What you will do:
Copy each line that includes the string "this" from the material into your answer.

Available records:
**********

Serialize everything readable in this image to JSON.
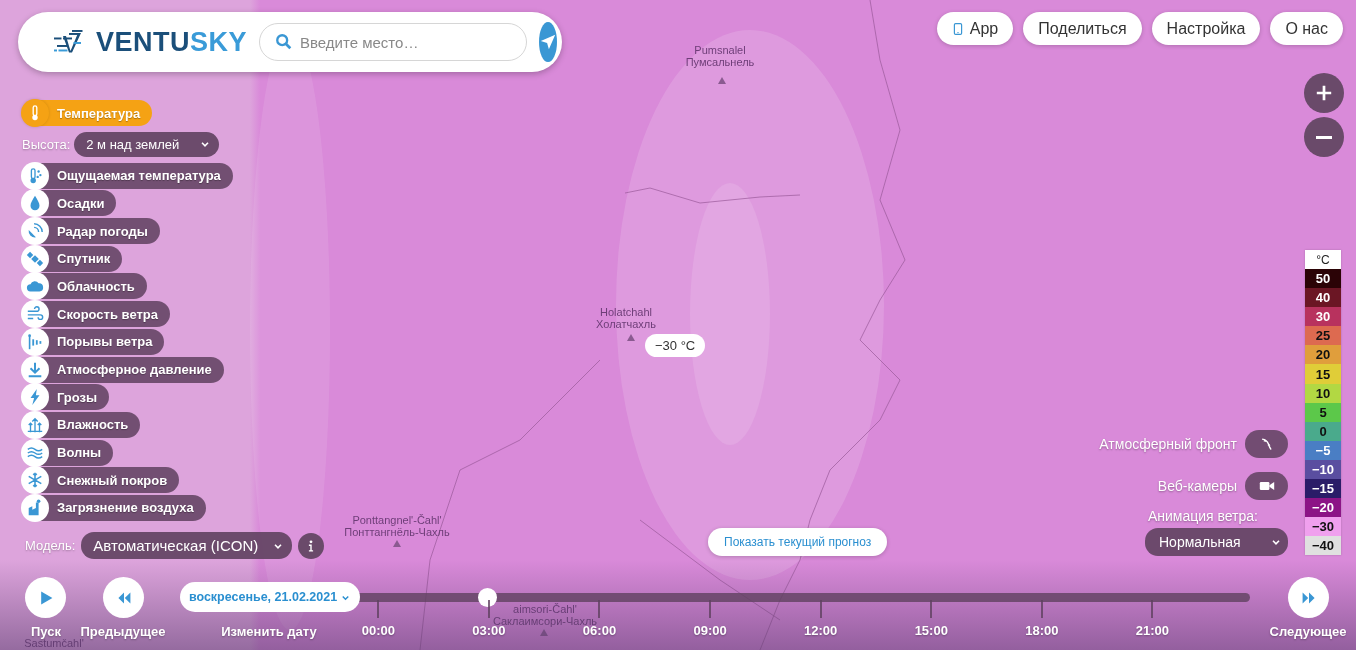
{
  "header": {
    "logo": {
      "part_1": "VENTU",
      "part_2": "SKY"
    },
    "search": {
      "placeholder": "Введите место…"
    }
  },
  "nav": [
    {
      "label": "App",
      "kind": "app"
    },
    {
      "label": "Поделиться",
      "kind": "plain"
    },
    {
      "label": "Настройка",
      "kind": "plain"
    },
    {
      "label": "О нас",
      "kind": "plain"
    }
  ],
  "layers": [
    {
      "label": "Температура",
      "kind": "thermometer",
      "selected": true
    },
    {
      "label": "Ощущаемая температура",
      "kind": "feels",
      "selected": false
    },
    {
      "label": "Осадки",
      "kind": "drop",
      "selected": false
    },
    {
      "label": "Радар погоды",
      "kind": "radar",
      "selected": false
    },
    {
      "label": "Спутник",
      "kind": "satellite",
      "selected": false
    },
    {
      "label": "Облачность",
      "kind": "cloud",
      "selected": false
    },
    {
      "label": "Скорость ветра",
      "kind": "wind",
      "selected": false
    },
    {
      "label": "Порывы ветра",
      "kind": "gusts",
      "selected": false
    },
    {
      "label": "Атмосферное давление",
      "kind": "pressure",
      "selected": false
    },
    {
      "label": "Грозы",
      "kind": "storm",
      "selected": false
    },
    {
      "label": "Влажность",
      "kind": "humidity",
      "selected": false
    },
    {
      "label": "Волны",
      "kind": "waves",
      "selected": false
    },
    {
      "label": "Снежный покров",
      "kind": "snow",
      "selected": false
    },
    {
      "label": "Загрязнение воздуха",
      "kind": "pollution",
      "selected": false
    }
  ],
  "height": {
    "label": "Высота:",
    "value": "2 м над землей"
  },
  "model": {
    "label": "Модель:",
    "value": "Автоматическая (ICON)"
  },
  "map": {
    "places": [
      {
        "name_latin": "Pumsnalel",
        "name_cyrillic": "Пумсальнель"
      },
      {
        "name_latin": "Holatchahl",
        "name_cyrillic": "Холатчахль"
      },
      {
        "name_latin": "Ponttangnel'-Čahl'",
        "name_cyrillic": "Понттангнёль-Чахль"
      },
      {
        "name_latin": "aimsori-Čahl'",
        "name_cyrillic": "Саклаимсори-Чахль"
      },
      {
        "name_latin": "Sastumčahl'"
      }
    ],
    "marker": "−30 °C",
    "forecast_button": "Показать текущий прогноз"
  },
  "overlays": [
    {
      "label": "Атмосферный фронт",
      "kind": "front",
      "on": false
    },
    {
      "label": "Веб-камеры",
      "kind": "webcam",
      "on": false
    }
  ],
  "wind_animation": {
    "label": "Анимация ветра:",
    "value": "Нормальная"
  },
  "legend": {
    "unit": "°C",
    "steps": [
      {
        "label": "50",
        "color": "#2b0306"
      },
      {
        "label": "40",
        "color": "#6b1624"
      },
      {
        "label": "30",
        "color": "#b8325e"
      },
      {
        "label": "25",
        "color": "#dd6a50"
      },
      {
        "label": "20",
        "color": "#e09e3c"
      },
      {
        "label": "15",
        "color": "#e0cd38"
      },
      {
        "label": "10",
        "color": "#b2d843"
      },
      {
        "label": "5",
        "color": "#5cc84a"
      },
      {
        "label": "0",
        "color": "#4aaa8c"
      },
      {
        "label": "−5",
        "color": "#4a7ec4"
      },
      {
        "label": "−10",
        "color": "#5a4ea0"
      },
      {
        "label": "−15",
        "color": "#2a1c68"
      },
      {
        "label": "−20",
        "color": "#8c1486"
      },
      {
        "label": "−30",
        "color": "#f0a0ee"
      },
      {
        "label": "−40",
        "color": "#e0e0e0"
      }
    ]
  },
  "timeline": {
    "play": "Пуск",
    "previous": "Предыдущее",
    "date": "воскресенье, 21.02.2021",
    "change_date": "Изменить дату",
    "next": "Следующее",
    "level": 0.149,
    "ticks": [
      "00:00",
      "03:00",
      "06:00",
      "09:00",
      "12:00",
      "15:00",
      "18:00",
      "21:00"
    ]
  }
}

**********

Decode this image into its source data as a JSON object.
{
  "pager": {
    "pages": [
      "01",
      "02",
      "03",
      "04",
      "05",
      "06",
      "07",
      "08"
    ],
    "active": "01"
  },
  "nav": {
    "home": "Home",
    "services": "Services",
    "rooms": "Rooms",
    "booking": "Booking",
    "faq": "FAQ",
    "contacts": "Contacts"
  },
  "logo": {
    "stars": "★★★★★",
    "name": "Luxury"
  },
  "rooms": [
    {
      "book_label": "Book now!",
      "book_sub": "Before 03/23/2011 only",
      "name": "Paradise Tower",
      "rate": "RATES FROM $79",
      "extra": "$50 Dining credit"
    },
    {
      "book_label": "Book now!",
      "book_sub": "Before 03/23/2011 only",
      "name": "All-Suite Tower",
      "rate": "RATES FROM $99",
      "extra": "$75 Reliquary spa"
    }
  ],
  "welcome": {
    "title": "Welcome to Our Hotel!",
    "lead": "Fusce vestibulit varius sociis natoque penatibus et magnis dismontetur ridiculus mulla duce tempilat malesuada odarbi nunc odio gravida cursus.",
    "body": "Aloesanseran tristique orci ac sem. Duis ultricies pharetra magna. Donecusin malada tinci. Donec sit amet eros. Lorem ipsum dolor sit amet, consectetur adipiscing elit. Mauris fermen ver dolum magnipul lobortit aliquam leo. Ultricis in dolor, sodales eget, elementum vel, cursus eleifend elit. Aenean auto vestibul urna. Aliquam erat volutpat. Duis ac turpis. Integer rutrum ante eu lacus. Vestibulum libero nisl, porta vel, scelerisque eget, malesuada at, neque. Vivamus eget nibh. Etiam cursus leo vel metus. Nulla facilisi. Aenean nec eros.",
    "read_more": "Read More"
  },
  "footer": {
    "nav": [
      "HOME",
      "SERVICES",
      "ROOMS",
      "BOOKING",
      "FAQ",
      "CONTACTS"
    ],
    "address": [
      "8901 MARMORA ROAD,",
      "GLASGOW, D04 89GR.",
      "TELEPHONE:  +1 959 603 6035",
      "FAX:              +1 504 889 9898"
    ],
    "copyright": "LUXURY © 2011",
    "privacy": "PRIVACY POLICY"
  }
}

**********

Expected answer:
Serialize everything readable in this image to JSON.
Decode this image into its source data as a JSON object.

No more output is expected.